Hi guys,

I have this plastic which I think is made of ABS plastic.

I need to drill a rectangular hole and and some circular holes in the container. As such, what method (milling machining/drill etc etc) should I use to achieve my goal without damaging(cracking etc) the container?

I have uploaded a pic of the container.. thanks


In addition to the other excellent suggestions:

I've never (knowingly) drilled ABS, but I've worked with polycarbonate (Lexan) and acrylic (Plexiglass), both of which can crack very easily when drilling or cutting.

Both come with a peel-off plastic film on both sides of the sheet. Leaving that on while cutting/drilling helps tremendously. In the same vein, if you have cracking issues with the ABS, perhaps cover both sides with blue painter's tape before drilling.

Thanks everyone for the replies.

I have managed to cut the hole out using milling. Fingers were crossed during the process and thank god the container did not melt or crack..

I've had good luck with normal drill bits. Start with a small bit, go slow (both bit speed and how hard you push), and clamp it down. If the plastic melts to the bit, it can whip around. For the rectangular hole, drill out several smaller holes in a row and then file/dremmel it to a rectangular shape.
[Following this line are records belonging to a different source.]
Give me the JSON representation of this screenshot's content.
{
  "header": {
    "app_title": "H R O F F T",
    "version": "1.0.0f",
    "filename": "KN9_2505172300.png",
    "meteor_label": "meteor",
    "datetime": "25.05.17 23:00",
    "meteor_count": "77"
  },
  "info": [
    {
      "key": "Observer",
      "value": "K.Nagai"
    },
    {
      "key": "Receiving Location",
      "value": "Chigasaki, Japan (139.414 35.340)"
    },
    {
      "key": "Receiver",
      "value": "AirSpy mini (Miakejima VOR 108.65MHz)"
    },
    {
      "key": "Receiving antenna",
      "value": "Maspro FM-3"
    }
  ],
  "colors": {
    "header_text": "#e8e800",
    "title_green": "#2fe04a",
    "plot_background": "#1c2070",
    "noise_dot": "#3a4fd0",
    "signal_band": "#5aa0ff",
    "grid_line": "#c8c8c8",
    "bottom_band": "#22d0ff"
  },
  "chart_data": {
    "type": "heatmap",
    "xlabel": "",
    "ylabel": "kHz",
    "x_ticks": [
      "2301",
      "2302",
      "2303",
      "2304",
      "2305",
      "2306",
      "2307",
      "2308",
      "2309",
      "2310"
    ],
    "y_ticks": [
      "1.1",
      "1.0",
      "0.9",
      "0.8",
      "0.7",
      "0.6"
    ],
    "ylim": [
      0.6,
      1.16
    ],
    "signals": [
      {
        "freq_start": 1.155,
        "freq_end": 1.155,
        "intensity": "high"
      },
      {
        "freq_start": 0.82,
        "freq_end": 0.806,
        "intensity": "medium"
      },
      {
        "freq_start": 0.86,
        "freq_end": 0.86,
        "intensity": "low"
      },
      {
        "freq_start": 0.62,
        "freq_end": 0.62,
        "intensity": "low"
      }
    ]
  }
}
Find some broken toy of similar plastic to experiment with first, but I don't think you are goin to have a proble.

Ooh, and if you can take off the case, fit a wood block in it to support the plastic during drilling. For cases with complex interior support, I've also flipped it over and drilled from the inside while its resting on sacrificial wood.


ACtually I am very sure that the plastic is ABS. If that is the case, would be it still be ok to drill and file?
Are there other more accurate machining?

I am just worried that the container would crack

Typo in the earlier: I am *NOT very sure that the plastic is ABS

Having spent a lot of time with kids drilling plastic, I would recommend either a wood bit (first image, note tip) or a step bit (second image).

Absolutely support the back of the plastic with a block of wood, and prevent skidding on the face by adding a patch of masking tape.